More govt power over hospitals eyed amid infection surge

Yomiuri Shimbun file photo
A hospital bed secured for COVID-19 patients

The government is considering giving central and prefectural governments more power over medical institutions in the event of a rapid spread of the coronavirus or other infectious diseases, several sources said.

It began discussions to revise the Infectious Diseases Control Law, hoping to submit a bill to an extraordinary Diet session scheduled for autumn.

Under proposals being considered, local governments would be authorized to take legally binding measures such as “ordering” medical institutions to secure hospital beds.

The second clause of Article 16 in the current law states that the health minister or a governor can request medical institutions to cooperate in the fight against infectious diseases. Under this provision, they are requesting hospitals to secure beds for COVID-19 patients.

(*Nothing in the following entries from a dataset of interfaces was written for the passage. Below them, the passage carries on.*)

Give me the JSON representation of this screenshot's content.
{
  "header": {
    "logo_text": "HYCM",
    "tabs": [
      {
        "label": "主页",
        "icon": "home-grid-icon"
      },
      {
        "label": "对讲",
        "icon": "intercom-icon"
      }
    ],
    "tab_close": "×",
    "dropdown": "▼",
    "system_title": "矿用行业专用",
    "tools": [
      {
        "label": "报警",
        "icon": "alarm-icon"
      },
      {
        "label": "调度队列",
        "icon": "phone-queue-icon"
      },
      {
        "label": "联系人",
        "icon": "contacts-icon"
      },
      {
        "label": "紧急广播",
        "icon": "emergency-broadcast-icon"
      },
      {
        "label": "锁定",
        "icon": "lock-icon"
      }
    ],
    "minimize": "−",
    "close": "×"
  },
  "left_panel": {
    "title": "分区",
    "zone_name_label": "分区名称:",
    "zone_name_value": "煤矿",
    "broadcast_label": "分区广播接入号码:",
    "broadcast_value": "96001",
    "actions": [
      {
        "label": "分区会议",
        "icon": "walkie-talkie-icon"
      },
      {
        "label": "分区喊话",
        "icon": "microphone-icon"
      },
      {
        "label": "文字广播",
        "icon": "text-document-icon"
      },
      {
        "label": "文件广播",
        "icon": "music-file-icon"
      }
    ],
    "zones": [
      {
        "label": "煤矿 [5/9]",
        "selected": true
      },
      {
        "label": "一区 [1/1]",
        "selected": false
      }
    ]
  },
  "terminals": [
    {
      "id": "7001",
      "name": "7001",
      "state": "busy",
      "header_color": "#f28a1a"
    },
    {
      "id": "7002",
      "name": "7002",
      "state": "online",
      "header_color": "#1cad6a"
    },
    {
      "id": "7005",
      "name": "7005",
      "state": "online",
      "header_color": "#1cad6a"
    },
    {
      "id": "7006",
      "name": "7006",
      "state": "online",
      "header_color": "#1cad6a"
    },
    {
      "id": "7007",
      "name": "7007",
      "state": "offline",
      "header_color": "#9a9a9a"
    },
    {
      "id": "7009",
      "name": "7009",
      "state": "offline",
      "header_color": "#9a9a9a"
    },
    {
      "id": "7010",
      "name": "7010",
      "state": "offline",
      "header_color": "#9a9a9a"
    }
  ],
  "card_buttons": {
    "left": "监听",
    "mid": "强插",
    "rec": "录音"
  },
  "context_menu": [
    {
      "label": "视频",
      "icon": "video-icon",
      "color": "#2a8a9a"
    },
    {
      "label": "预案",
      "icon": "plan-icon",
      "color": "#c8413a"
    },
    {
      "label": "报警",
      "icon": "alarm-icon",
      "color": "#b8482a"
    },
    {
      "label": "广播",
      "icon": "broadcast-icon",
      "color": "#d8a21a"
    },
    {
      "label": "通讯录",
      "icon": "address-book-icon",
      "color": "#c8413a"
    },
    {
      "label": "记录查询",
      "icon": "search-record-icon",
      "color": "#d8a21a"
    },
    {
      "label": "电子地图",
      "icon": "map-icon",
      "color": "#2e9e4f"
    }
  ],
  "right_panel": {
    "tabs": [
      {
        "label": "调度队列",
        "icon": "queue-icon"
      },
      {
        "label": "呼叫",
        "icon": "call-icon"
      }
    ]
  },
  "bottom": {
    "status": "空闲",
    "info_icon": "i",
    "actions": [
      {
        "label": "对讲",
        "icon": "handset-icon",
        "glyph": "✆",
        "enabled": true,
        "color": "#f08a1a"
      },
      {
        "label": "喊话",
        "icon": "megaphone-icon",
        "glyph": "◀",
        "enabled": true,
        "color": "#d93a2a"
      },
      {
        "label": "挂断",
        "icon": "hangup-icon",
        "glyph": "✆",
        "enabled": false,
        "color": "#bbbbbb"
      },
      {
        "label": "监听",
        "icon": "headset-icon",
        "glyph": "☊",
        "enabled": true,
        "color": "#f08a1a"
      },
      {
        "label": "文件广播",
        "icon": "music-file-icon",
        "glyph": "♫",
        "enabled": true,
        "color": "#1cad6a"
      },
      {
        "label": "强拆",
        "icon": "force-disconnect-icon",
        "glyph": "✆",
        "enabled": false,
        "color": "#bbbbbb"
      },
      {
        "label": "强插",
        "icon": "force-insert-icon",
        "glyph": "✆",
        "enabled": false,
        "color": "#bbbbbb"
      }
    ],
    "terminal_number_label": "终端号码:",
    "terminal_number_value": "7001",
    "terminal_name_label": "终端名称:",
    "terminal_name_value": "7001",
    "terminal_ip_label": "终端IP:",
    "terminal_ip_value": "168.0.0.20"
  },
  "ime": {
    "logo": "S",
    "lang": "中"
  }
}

Since a law revision in February last year, they are also allowed to “give a recommendation” — stronger than a “request” — to hospitals that fail, without justifiable grounds, to comply with their requests. Authorities can publicly announce the names of medical institutions that do not follow the recommendations, but a recommendation is still not a legal obligation.

During the fifth COVID-19 infection wave that lasted until last autumn, however, many hospital beds could not be used due to a shortage of medical staff. They were satirized as “ghost beds.”

“Some medical institutions do not comply with requests, and there is a risk of a shortfall in hospital beds if the infections spread rapidly in the future,” a senior health ministry official said.

Under the circumstances, the central government deemed it necessary to develop a legal framework in which local governments can take legally binding measures while taking account of frontline medical conditions, such as staff shortages.

The law revision has been low on the agenda since Prime Minister Fumio Kishida’s administration was inaugurated in October last year, as it put priority on coping with the sixth wave of infections, driven by the omicron variant.

The central government wants legally binding instructions to be also issued in regard to the establishment and administration of temporary medical facilities, vaccinations and virus testing.

Meanwhile, when prefectures contain municipalities — such as ordinance-designated cities, special wards and core cities — that operate their own public health centers, a lack of coordination between the prefectural and municipal governments has been a problem. The central government is considering strengthening the powers of the governors of those prefectures to streamline the situation.

Opposition from medical associations and municipalities can be expected if the central and prefectural governments are given more authority, and the central government will carefully consider the requirements for issuing instructions.